This is the third-annual collection of residences that were created from buildings that formerly served other purposes. The visionaries who dreamed up and created these homes started off with disused and neglected buildings and transformed them into unusual habitations designed for modern lifestyles. Go to CNBC.com to see the homes that aren't listed here:
Some categories of buildings are favorites when it comes to adaptive reuse. Other homes in this collection were made from unexpected structures. Whatever their starting points, the resulting examples of adaptive reuse range from simple and minimal or rustic to contemporary.
Water Treatment Plant
Location: United Kingdom
Locals call it Tracy Island, for its resemblance to the island base in the 1960s TV series "Thunderbirds," according to an article in This is Kent, but the Lime Works is a 1930s modernist former water-softening treatment plant owned by an antiques shop owner and his partner. This far-out facility shut down in 1942, and in the 1960s the water board planted poplars to hide it as it was considered an eyesore, reports the Sunday Times.
The owners bought the derelict plant in 2005 and began transforming it into a spacious residence with four floors of living space connected by spiral staircases (with the master suite taking up the whole fourth floor), floor-to-ceiling windows, a movie theater and gym, two kitchens, a rooftop swimming pool and another roof terrace, and hilltop views of the surrounding countryside. When the pair was 90 percent finished with the transformation, they decided The Lime Works was too big, and it's listed it with Savills for approximately $4,756,000, down from the January 2012 asking price of approximately $6,046,000.

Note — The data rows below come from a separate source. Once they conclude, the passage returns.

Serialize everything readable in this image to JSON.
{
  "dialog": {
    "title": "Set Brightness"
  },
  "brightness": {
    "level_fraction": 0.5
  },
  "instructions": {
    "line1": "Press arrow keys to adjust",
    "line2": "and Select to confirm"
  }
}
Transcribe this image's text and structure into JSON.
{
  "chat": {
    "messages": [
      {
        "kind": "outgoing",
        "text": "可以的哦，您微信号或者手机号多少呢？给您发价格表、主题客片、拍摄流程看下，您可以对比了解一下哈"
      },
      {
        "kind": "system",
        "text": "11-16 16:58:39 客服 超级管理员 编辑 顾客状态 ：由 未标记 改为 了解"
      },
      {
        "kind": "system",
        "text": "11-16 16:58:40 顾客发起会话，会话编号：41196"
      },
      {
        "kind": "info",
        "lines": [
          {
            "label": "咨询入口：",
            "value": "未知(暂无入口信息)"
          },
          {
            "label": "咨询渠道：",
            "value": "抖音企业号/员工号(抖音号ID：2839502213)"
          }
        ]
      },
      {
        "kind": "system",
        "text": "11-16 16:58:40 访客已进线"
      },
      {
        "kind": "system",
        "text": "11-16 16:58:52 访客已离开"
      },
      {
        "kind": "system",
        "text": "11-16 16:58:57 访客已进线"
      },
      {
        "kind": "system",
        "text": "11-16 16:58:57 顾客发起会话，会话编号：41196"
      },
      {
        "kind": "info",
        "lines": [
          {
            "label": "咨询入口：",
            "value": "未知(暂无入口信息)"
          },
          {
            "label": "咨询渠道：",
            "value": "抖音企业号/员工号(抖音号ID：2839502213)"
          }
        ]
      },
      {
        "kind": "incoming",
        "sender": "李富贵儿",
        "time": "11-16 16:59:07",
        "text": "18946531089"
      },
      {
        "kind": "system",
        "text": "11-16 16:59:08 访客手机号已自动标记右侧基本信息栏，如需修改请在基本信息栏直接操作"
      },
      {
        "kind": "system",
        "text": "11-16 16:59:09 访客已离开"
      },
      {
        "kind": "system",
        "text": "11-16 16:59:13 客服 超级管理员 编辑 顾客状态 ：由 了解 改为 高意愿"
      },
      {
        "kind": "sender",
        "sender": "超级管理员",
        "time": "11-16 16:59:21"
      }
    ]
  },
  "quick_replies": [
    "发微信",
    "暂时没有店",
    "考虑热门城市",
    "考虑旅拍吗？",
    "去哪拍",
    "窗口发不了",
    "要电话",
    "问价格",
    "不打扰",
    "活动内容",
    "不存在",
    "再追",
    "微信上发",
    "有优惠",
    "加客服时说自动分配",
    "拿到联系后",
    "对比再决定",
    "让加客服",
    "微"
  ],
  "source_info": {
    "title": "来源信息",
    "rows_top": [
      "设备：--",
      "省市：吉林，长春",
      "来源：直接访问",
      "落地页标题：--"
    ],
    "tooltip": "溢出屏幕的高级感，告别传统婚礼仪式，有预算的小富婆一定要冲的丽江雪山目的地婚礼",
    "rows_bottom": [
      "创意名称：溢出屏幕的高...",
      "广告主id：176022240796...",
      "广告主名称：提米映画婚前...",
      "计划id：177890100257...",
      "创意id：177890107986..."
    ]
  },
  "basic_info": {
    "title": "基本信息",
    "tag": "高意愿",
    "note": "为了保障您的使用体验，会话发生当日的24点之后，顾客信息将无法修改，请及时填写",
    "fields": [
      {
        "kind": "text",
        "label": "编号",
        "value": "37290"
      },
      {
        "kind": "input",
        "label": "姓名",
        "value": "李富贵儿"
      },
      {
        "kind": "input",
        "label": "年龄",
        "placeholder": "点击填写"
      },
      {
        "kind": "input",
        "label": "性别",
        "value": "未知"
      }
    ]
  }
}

Location: Jersey City, N.J.
The 14-acre Jersey City Medical Center originated in 1882 as Charity Hospital, with other buildings added during the Great Depression as a WPA project, but the complex closed down in 1988.
In recent years, the 10 landmark Art Deco buildings have been undergoing transformation into The Beacon apartment complex, including the restoration of marble flooring, chandeliers, plaster and other decorative features. The suite formerly serving as the mayor's office is now a poker room; a theater is used for events and parties, and many other amenities for residents have been added, such as a sun deck with barbecues and a fire pit, an indoor pool and spa and a daycare facility.
Location: Whidbey Island, Washington
In 2001, the Seattle architecture and design firm SHED completed the transformation of this former barn and adjacent garage structure into a modern yet rustic home that's also a guest house and work space. Many sustainable and recycled materials were incorporated, such as the salvaged cedar of the original barn siding for the interior walls, and salvaged wood beams for countertops and benches. A salvaged clawfoot bathtub and other plumbing fixtures were reused.
Location: Bondi, Sydney, Australia
This landmark church in Mill Hill near Sydney's center was reconfigured into two luxury apartments by Baker Kavanagh architects. Rather than just redesigning the interior of the church as many church conversions do, the architects added two contrasting contemporary terraces as well as a pool in illuminated blue. It also retains traditional church elements of pointed arch stained glass windows and vaulted beamed ceilings.
Location: Loegten, Denmark
As the website for the architectural firm C.F. Moeller points out, disused industrial water towers rise from the center of many small towns in Denmark. This residential conversion is one way to address that concern. Starting in 2004 and completed in 2010, C.F. Moeller in collaboration with Christian Carlsen Arkitektfirma transformed this tower into approximately 33,368 square feet of residential space plus 16,145 square feet for mixed use. That includes 21 apartments that were added to the central silo "a bit like Lego bricks," all of which have views of Aarhus Bay. The silo itself contains the elevators and staircases, and its roof is now a shared roof terrace for the resident.
Visit CNBC.com to see the rest of the converted homes.
- Society & Culture